━━━ Available data ━━━

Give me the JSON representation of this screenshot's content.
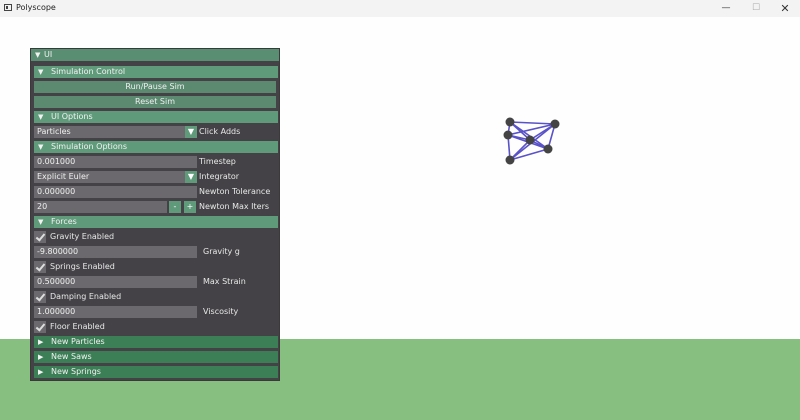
{
  "window": {
    "title": "Polyscope",
    "min_icon": "minimize-icon",
    "max_icon": "maximize-icon",
    "close_icon": "close-icon",
    "min_glyph": "—",
    "max_glyph": "☐",
    "close_glyph": "✕"
  },
  "colors": {
    "floor": "#86bf80",
    "panel": "#444246",
    "header": "#5f9a7a",
    "mesh": "#5a52c8"
  },
  "ui": {
    "header": "UI",
    "simulation_control": {
      "header": "Simulation Control",
      "run": "Run/Pause Sim",
      "reset": "Reset Sim"
    },
    "ui_options": {
      "header": "UI Options",
      "click_adds_value": "Particles",
      "click_adds_label": "Click Adds"
    },
    "simulation_options": {
      "header": "Simulation Options",
      "timestep_value": "0.001000",
      "timestep_label": "Timestep",
      "integrator_value": "Explicit Euler",
      "integrator_label": "Integrator",
      "newton_tol_value": "0.000000",
      "newton_tol_label": "Newton Tolerance",
      "newton_iters_value": "20",
      "newton_iters_label": "Newton Max Iters",
      "minus": "-",
      "plus": "+"
    },
    "forces": {
      "header": "Forces",
      "gravity_enabled": "Gravity Enabled",
      "gravity_value": "-9.800000",
      "gravity_label": "Gravity g",
      "springs_enabled": "Springs Enabled",
      "max_strain_value": "0.500000",
      "max_strain_label": "Max Strain",
      "damping_enabled": "Damping Enabled",
      "viscosity_value": "1.000000",
      "viscosity_label": "Viscosity",
      "floor_enabled": "Floor Enabled"
    },
    "new_particles": "New Particles",
    "new_saws": "New Saws",
    "new_springs": "New Springs",
    "expanded_glyph": "▼",
    "collapsed_glyph": "▶"
  }
}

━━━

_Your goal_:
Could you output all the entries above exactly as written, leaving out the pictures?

_Answer box_:
Give me the JSON representation of this screenshot's content.
{
  "window": {
    "title": "Polyscope",
    "min_icon": "minimize-icon",
    "max_icon": "maximize-icon",
    "close_icon": "close-icon",
    "min_glyph": "—",
    "max_glyph": "☐",
    "close_glyph": "✕"
  },
  "colors": {
    "floor": "#86bf80",
    "panel": "#444246",
    "header": "#5f9a7a",
    "mesh": "#5a52c8"
  },
  "ui": {
    "header": "UI",
    "simulation_control": {
      "header": "Simulation Control",
      "run": "Run/Pause Sim",
      "reset": "Reset Sim"
    },
    "ui_options": {
      "header": "UI Options",
      "click_adds_value": "Particles",
      "click_adds_label": "Click Adds"
    },
    "simulation_options": {
      "header": "Simulation Options",
      "timestep_value": "0.001000",
      "timestep_label": "Timestep",
      "integrator_value": "Explicit Euler",
      "integrator_label": "Integrator",
      "newton_tol_value": "0.000000",
      "newton_tol_label": "Newton Tolerance",
      "newton_iters_value": "20",
      "newton_iters_label": "Newton Max Iters",
      "minus": "-",
      "plus": "+"
    },
    "forces": {
      "header": "Forces",
      "gravity_enabled": "Gravity Enabled",
      "gravity_value": "-9.800000",
      "gravity_label": "Gravity g",
      "springs_enabled": "Springs Enabled",
      "max_strain_value": "0.500000",
      "max_strain_label": "Max Strain",
      "damping_enabled": "Damping Enabled",
      "viscosity_value": "1.000000",
      "viscosity_label": "Viscosity",
      "floor_enabled": "Floor Enabled"
    },
    "new_particles": "New Particles",
    "new_saws": "New Saws",
    "new_springs": "New Springs",
    "expanded_glyph": "▼",
    "collapsed_glyph": "▶"
  }
}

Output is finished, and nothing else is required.